_The task_. Every line with the string "title" should be copied from the data.

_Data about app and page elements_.
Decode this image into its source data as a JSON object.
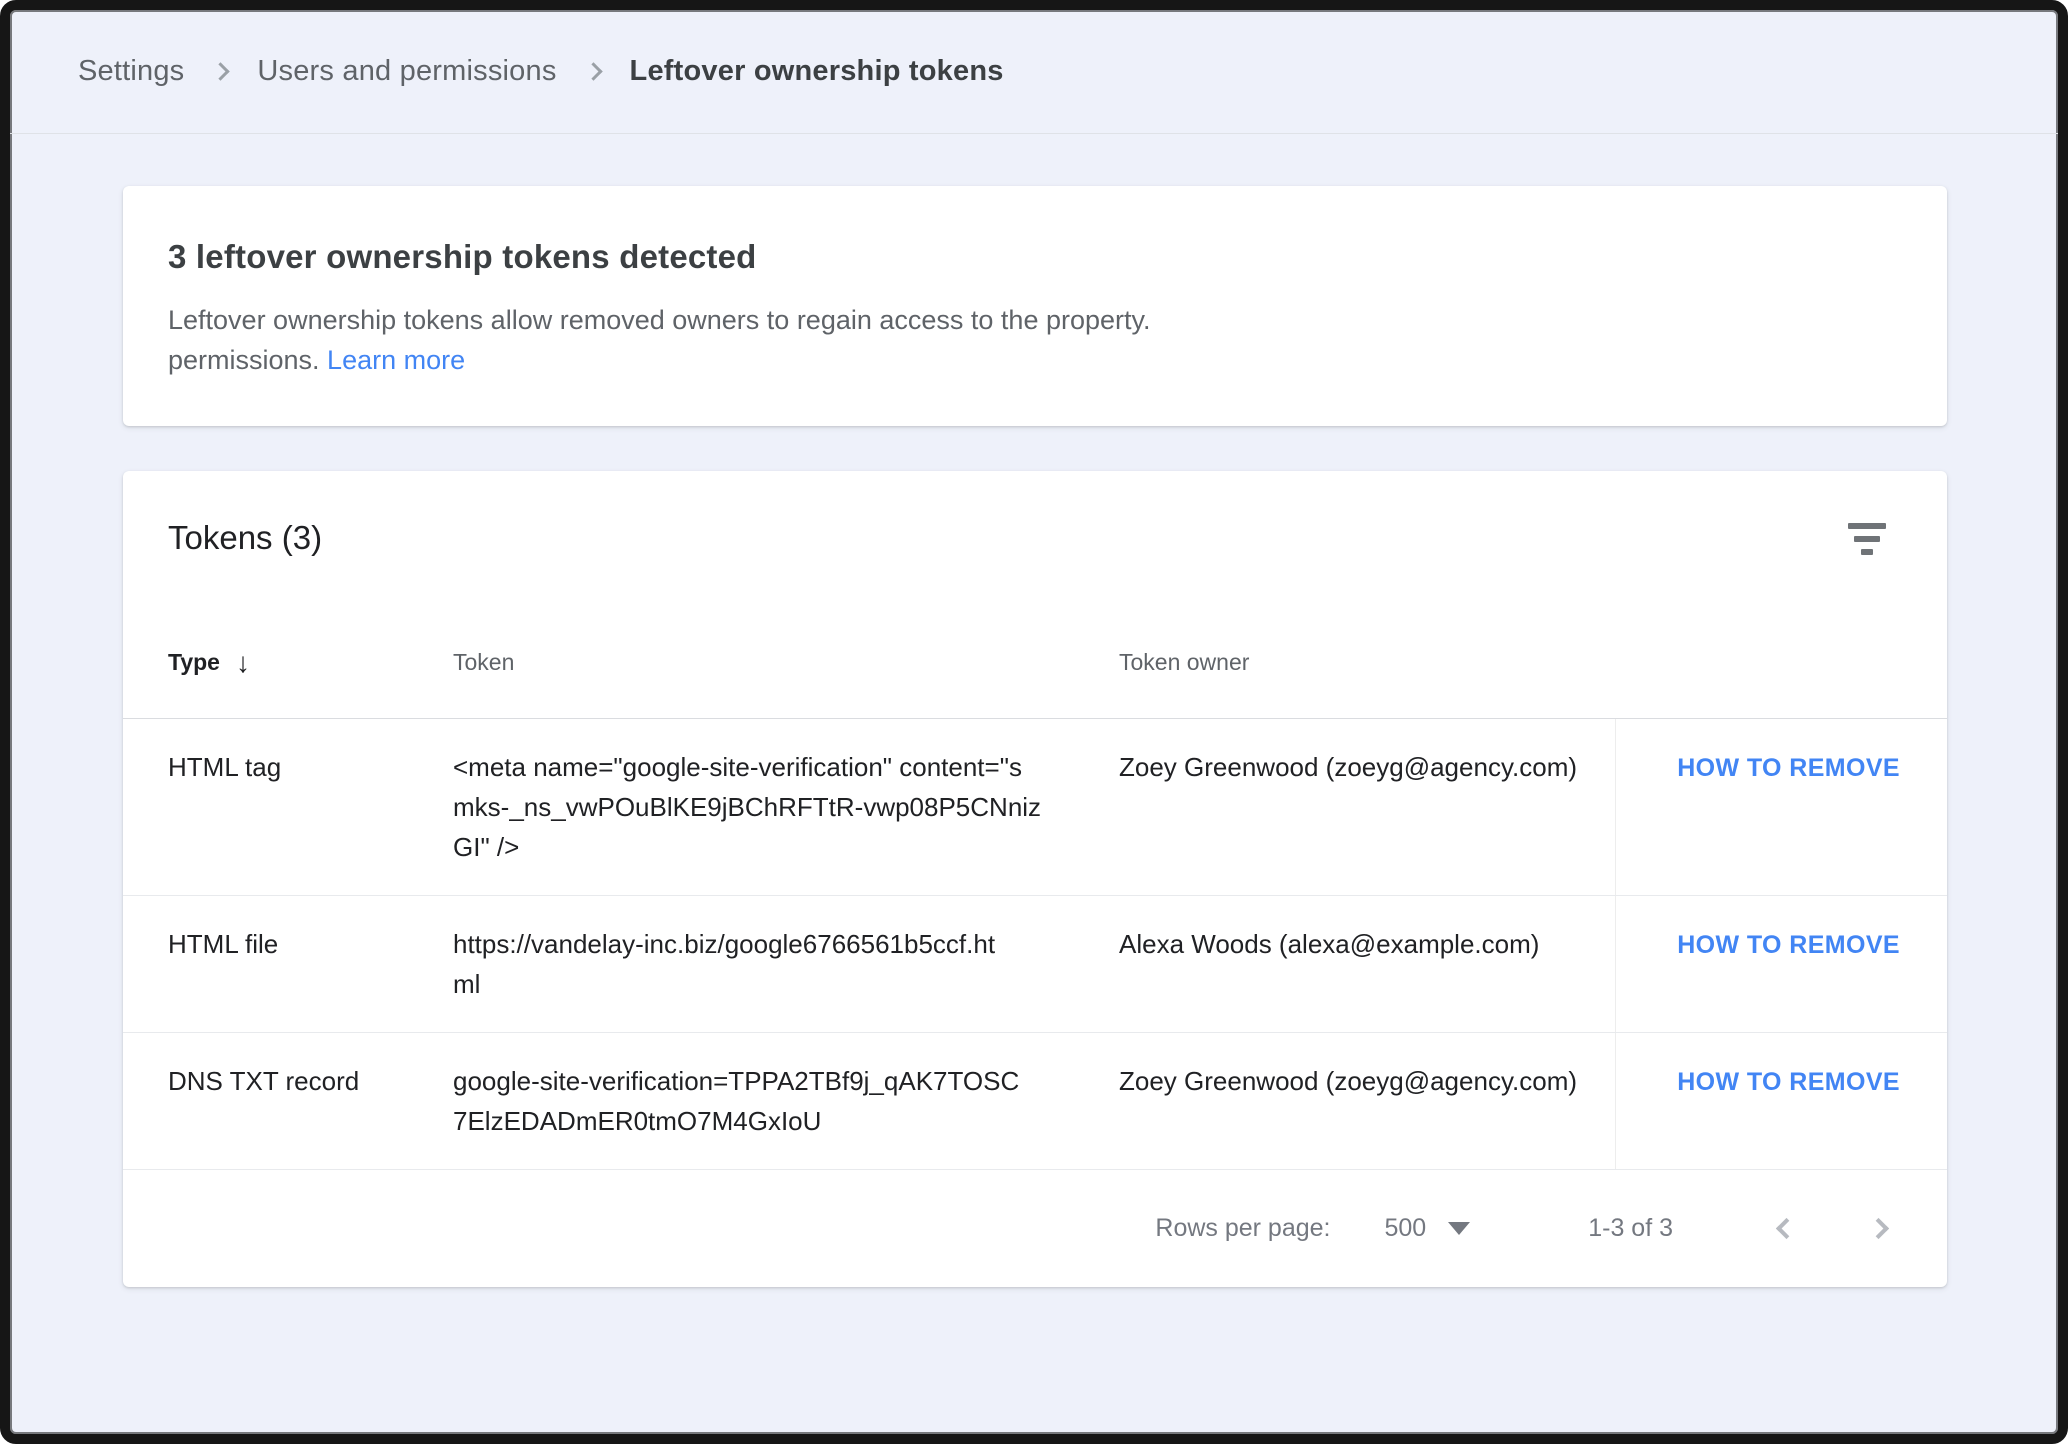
{
  "colors": {
    "page_background": "#eef1fa",
    "accent_blue": "#4285f4",
    "text_primary": "#202124",
    "text_secondary": "#5f6368"
  },
  "breadcrumb": {
    "items": [
      {
        "label": "Settings"
      },
      {
        "label": "Users and permissions"
      },
      {
        "label": "Leftover ownership tokens"
      }
    ]
  },
  "alert_card": {
    "title": "3 leftover ownership tokens detected",
    "description_line1": "Leftover ownership tokens allow removed owners to regain access to the property.",
    "description_line2_prefix": "permissions. ",
    "learn_more_label": "Learn more"
  },
  "tokens_card": {
    "title": "Tokens (3)",
    "filter_icon": "filter-icon",
    "columns": {
      "type": "Type",
      "sort_arrow": "↓",
      "token": "Token",
      "owner": "Token owner"
    },
    "rows": [
      {
        "type": "HTML tag",
        "token": "<meta name=\"google-site-verification\" content=\"smks-_ns_vwPOuBlKE9jBChRFTtR-vwp08P5CNnizGI\" />",
        "token_lines": {
          "0": "<meta name=\"google-site-verification\" content=\"s",
          "1": "mks-_ns_vwPOuBlKE9jBChRFTtR-vwp08P5CNniz",
          "2": "GI\" />"
        },
        "owner": "Zoey Greenwood (zoeyg@agency.com)",
        "action": "HOW TO REMOVE"
      },
      {
        "type": "HTML file",
        "token": "https://vandelay-inc.biz/google6766561b5ccf.html",
        "token_lines": {
          "0": "https://vandelay-inc.biz/google6766561b5ccf.ht",
          "1": "ml"
        },
        "owner": "Alexa Woods (alexa@example.com)",
        "action": "HOW TO REMOVE"
      },
      {
        "type": "DNS TXT record",
        "token": "google-site-verification=TPPA2TBf9j_qAK7TOSC7ElzEDADmER0tmO7M4GxIoU",
        "token_lines": {
          "0": "google-site-verification=TPPA2TBf9j_qAK7TOSC",
          "1": "7ElzEDADmER0tmO7M4GxIoU"
        },
        "owner": "Zoey Greenwood (zoeyg@agency.com)",
        "action": "HOW TO REMOVE"
      }
    ],
    "pagination": {
      "rows_per_page_label": "Rows per page:",
      "rows_per_page_value": "500",
      "range": "1-3 of 3"
    }
  }
}
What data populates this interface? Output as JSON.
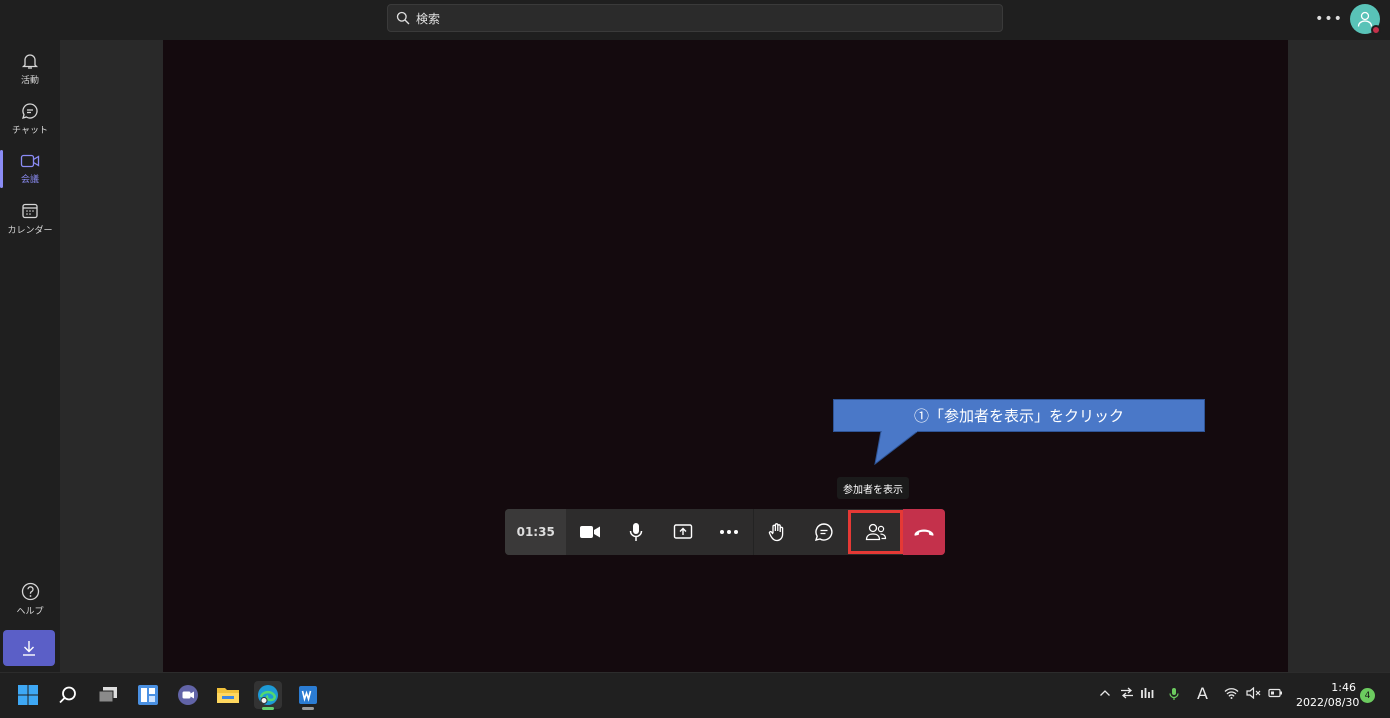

_Expected answer_.
    "title": "3 leftover ownership tokens detected",
    "title": "Tokens (3)",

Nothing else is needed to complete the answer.